You do this by making an effort to read debut books, that is, an author’s first book. That will tell you what editors are recently buying. Keep in mind that particular book may have been contracted 12-18 months ago and the trend may have changed since then, but it will give you an idea.
You can find out what is selling by talking to your local bookstore managers. They will tell you what is flying off the shelves and what customers are asking for.
Once you’re established as an author and selling regularly, you can write the book of your heart. Remember – this is a business not a social club or a support group.
How do you craft a plot?
You’d think there would be a simple answer to this simple question, wouldn’t you? Alas, there is not, at least not for me. My plots have never come together the same way twice. I’ve written a book that felt like the story was being channeled to me, and I’ve written a book that I struggled with and gave up on three times before finishing. And everything in between.

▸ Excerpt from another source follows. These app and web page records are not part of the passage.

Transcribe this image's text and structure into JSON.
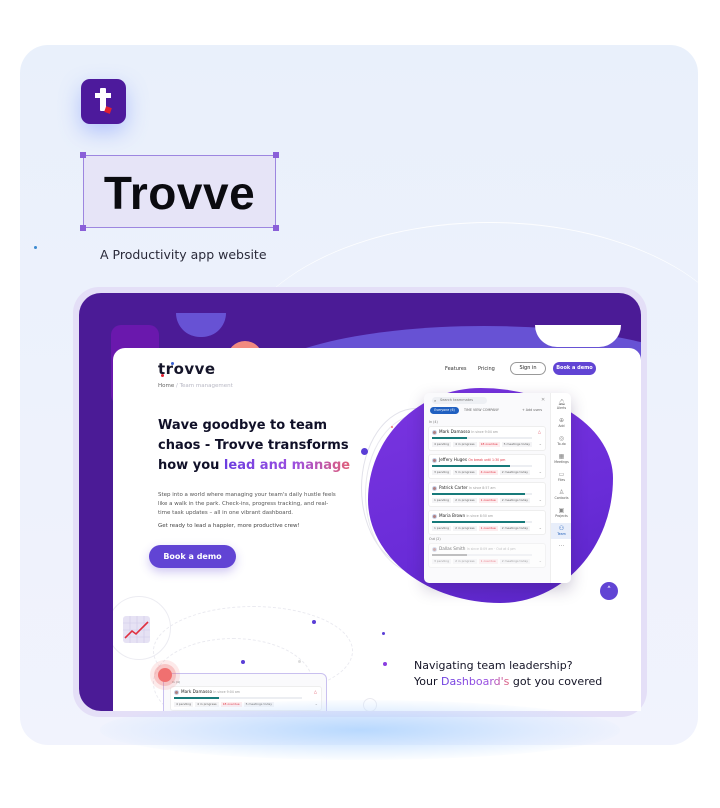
{
  "brand": {
    "name": "Trovve",
    "tagline": "A Productivity app website",
    "icon": "trovve-t-logo-icon",
    "colors": {
      "primary": "#4b1b96",
      "accent": "#6144d4",
      "coral": "#f28a80",
      "teal": "#177a7a"
    }
  },
  "site": {
    "logo": "trovve",
    "breadcrumb": {
      "home": "Home",
      "separator": "/",
      "current": "Team management"
    },
    "nav": {
      "features": "Features",
      "pricing": "Pricing",
      "sign_in": "Sign in",
      "book_demo": "Book a demo"
    },
    "hero": {
      "headline_1": "Wave goodbye to team chaos - Trovve transforms how you ",
      "headline_highlight": "lead and manage",
      "paragraph": "Step into a world where managing your team's daily hustle feels like a walk in the park. Check-ins, progress tracking, and real-time task updates – all in one vibrant dashboard.",
      "paragraph_2": "Get ready to lead a happier, more productive crew!",
      "cta": "Book a demo"
    },
    "dashboard": {
      "search_placeholder": "Search teammates",
      "filter_everyone": "Everyone (6)",
      "filter_company": "TIME VIEW COMPANY",
      "add_users": "+ Add users",
      "section_in": "In (4)",
      "section_out": "Out (2)",
      "members": [
        {
          "name": "Mark Damasso",
          "status": "In since 9:04 am",
          "status_red": false,
          "progress": 0.35,
          "tags": [
            "4 pending",
            "4 in progress",
            "18 overdue",
            "5 meetings today"
          ],
          "warn": true
        },
        {
          "name": "Jeffery Huges",
          "status": "On break until 1:30 pm",
          "status_red": true,
          "progress": 0.78,
          "tags": [
            "3 pending",
            "5 in progress",
            "4 overdue",
            "2 meetings today"
          ],
          "warn": false
        },
        {
          "name": "Patrick Carter",
          "status": "In since 8:57 am",
          "status_red": false,
          "progress": 0.93,
          "tags": [
            "1 pending",
            "2 in progress",
            "1 overdue",
            "2 meetings today"
          ],
          "warn": false
        },
        {
          "name": "Maria Brown",
          "status": "In since 8:50 am",
          "status_red": false,
          "progress": 0.93,
          "tags": [
            "1 pending",
            "2 in progress",
            "1 overdue",
            "2 meetings today"
          ],
          "warn": false
        },
        {
          "name": "Dallas Smith",
          "status": "In since 8:09 am · Out at 4 pm",
          "status_red": false,
          "progress": 0.35,
          "tags": [
            "3 pending",
            "2 in progress",
            "1 overdue",
            "2 meetings today"
          ],
          "warn": false
        }
      ],
      "sidebar": [
        {
          "label": "Alerts",
          "icon": "bell-icon",
          "glyph": "🔔︎"
        },
        {
          "label": "Add",
          "icon": "plus-circle-icon",
          "glyph": "⊕"
        },
        {
          "label": "To-do",
          "icon": "check-circle-icon",
          "glyph": "◎"
        },
        {
          "label": "Meetings",
          "icon": "calendar-icon",
          "glyph": "▦"
        },
        {
          "label": "Files",
          "icon": "folder-icon",
          "glyph": "▭"
        },
        {
          "label": "Contacts",
          "icon": "person-icon",
          "glyph": "♙"
        },
        {
          "label": "Projects",
          "icon": "briefcase-icon",
          "glyph": "▣"
        },
        {
          "label": "Team",
          "icon": "team-icon",
          "glyph": "⚇",
          "active": true
        },
        {
          "label": "",
          "icon": "more-icon",
          "glyph": "···"
        }
      ]
    },
    "mini_dashboard": {
      "section_in": "In (4)",
      "member": {
        "name": "Mark Damasso",
        "status": "In since 9:04 am",
        "progress": 0.35,
        "tags": [
          "4 pending",
          "4 in progress",
          "18 overdue",
          "5 meetings today"
        ]
      }
    },
    "section_2": {
      "line_1": "Navigating team leadership?",
      "line_2_pre": "Your ",
      "line_2_highlight": "Dashboard's",
      "line_2_post": " got you covered"
    }
  }
}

Do you begin writing with a synopsis in hand, or do you write as the ideas come to you?
Unless I’m forced, I never write the synopsis first. But I’m a plotter, not a pantser. In life, I don’t go anywhere without a map and if it’s more than a hundred miles, I need a Triptik. In writing, I need to know where I’m going before I begin a book. My writing Triptik is an outline and/or index cards with the major plots points spelled out in chronological order. Sometimes I can write the synopsis part way through once I’m sure where the story is going.
What’s something you wish you’d known earlier that might have saved you some time/frustration in the publishing business?
That there is no ONE way to write a book. There are many ways to write a book.
Oh, yes. My CHARMSTONE Dream Team! Three readers from Pennsylvania who fell so in love with THE CHARMSTONE they took a road trip out West to visit Monument Valley on the Navajo Indian Reservation, and came to Phoenix to meet me and have me sign their books.